**THE PROBLEM**:
Your answer is a number only: how many lines in the data below contain "icon"?

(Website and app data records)

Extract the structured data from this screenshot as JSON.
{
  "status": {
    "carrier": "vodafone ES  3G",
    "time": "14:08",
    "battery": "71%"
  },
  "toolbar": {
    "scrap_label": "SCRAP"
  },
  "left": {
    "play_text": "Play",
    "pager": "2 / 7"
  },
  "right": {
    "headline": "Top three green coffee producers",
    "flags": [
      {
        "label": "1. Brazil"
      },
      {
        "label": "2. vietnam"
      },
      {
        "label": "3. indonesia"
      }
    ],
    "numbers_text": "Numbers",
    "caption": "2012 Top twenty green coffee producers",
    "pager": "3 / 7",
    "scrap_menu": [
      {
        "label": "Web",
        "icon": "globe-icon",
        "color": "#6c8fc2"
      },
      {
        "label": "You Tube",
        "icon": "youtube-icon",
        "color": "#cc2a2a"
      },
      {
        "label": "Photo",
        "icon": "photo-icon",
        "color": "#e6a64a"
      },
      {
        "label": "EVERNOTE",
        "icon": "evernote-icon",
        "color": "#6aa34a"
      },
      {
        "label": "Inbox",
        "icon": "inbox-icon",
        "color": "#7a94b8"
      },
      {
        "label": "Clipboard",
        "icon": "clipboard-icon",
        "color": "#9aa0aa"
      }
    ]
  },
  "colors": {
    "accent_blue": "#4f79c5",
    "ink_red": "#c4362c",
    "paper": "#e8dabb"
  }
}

**TASK RESPONSE**:
6